Posted 21 May 2009 - 12:07 AM
When I tried D2T (which I still use and like on many crankbaits), I coated the whole spoon with unthinned epoxy so there would be an unbroken coating. I didn't use metal primer because the acrylic paint didn't seem to adhere to it any better than to lightly sanded metal. It worked decently but I was painting mostly pearl white acrylic paint and didn't like the slightly yellowish tinge D2T gave it. The epoxy was also hard to get cured without having thickened areas at the holes for the split rings. All said and done, I wasn't happy. I switched to Dick Nite urethane. DN is, after all, formulated specifically for manufacturing spoons. Now I just shoot acrylic paint directly on the metal, dip the spoon in DN, and hang it to dry. Works great. The DN soaks into the paint. It's thin enough so all the excess neatly drips off the end of the spoon and there is no build-up around the split ring holes. Thin enough for spinnerbait blades. The DN is not yellowish and is tough after it moisture cures for about a week. Just another option:lol:
Posted 21 May 2009 - 12:21 AM
I've making spoons and blades since more than 15 years , used to paint a few of these as well .
I'd make them of stainless steel , copper and brass sheet , most likely leaving the inner side plain polished and only painting/decorating the outer side .
The surfaces to be painted I had sandblasted at my work before , and prior to priming I'd clean them with industrial alcohol . I used an ordinary primer paint from the tool store , suitable for metal and wood alike , doesn't matter , whether acrylic or solvent based .
The colors I did with "Revell" model making enamels(by brushing) , after topcoat with acrylic clear(to protect the color design against the final topcoat)and finally with 2K clear , guess its also called PUR laquer .
Those commercial blades are made of brass plated with a very thin layer of nickel or similar , ...I have also painted such the above described way , but also sandblasted that plating away down to the bare metal before .
Never had any issues in terms of the paint coming off that much apart from normal wear on rocks or mussels .
greetz , diemai:yay:
Posted 21 May 2009 - 02:54 PM
Did a bunch this past winter.
All Createx paint. Some one sided Some all over Some multi colored ans shaded.
This is the only thing I use Dick Nites for, and you have to cover the whole bait.
I think it may bond through the paint, but it works well.
DN is a pain, but I finally got some Bloxygen and that helps a lot to stop the waste.
Posted 21 May 2009 - 03:34 PM
I agree the Devcon doesnt like the sharp edges, so it will pull off the spoon, DN is more forgiving on that.
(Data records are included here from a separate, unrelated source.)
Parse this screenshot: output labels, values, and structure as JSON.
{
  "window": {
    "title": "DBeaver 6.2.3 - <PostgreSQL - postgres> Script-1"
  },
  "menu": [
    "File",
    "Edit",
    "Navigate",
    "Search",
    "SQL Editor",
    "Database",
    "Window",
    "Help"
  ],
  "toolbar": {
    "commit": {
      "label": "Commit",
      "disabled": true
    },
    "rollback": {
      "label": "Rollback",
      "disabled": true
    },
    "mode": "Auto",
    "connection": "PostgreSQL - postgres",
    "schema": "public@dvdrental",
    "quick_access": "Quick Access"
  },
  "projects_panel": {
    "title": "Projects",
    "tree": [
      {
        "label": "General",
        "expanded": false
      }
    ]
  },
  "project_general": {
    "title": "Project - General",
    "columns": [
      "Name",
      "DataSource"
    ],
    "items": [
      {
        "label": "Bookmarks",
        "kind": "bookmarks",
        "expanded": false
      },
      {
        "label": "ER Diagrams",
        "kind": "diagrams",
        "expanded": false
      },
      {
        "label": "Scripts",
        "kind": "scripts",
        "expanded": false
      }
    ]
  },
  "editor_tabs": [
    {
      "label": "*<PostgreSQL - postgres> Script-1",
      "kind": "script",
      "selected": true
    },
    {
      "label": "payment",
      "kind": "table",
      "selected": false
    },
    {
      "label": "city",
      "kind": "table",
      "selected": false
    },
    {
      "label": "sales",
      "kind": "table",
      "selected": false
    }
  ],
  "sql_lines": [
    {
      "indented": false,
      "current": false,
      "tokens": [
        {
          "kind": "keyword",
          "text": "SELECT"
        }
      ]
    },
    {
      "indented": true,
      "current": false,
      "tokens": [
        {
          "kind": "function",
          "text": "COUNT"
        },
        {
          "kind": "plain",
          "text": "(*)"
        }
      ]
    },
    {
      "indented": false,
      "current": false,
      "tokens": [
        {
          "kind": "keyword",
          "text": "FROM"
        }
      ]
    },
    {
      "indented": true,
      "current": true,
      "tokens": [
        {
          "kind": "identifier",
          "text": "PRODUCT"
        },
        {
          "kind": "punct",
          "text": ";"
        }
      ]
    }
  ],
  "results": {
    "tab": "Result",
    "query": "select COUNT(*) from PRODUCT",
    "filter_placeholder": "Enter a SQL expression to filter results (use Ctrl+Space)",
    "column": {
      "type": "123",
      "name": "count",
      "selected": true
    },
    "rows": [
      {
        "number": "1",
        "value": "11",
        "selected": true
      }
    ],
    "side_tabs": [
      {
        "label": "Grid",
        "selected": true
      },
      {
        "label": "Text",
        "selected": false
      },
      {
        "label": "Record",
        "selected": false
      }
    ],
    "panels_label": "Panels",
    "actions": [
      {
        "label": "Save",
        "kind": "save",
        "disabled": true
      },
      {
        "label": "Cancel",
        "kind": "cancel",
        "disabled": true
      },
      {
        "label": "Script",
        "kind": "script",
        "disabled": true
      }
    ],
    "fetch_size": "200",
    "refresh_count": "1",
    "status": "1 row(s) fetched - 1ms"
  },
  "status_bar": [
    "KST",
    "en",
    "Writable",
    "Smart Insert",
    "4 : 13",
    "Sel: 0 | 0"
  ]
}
Posted 31 May 2009 - 02:19 PM
I've read this deal about Bloxygen a few times on this site, so I had to look it up to find out what it was. Once I saw what it was, I thought i'd share a couple of old painters tips with you guys that you may be unaware of.
Sign painters enamals are really bad about skinning over on top, once the can has been opened and the paint gets exposed to oxygen, so old tyme sign painters learned to take a straw and blowing slowly thru it, they would insert the other end of the straw into the top of the paintcan as they put the lid on.....their blowing into the can filled it with carbondioxide...the stuff we mainly exhale....the paint doesn't dry because the oxygen that would've been trapped in the can once the lid was put on, is now replaced with Co2.....thats basicly the same thing that you guys are doing with the Bloxygen.
One other tip.....those little cans of air in the computer section of Walmart that are sold to spray the dust off your keyboards and stuff.....those cans are filled with Co2...and i'm bettin thats what your can of Bloxygen is.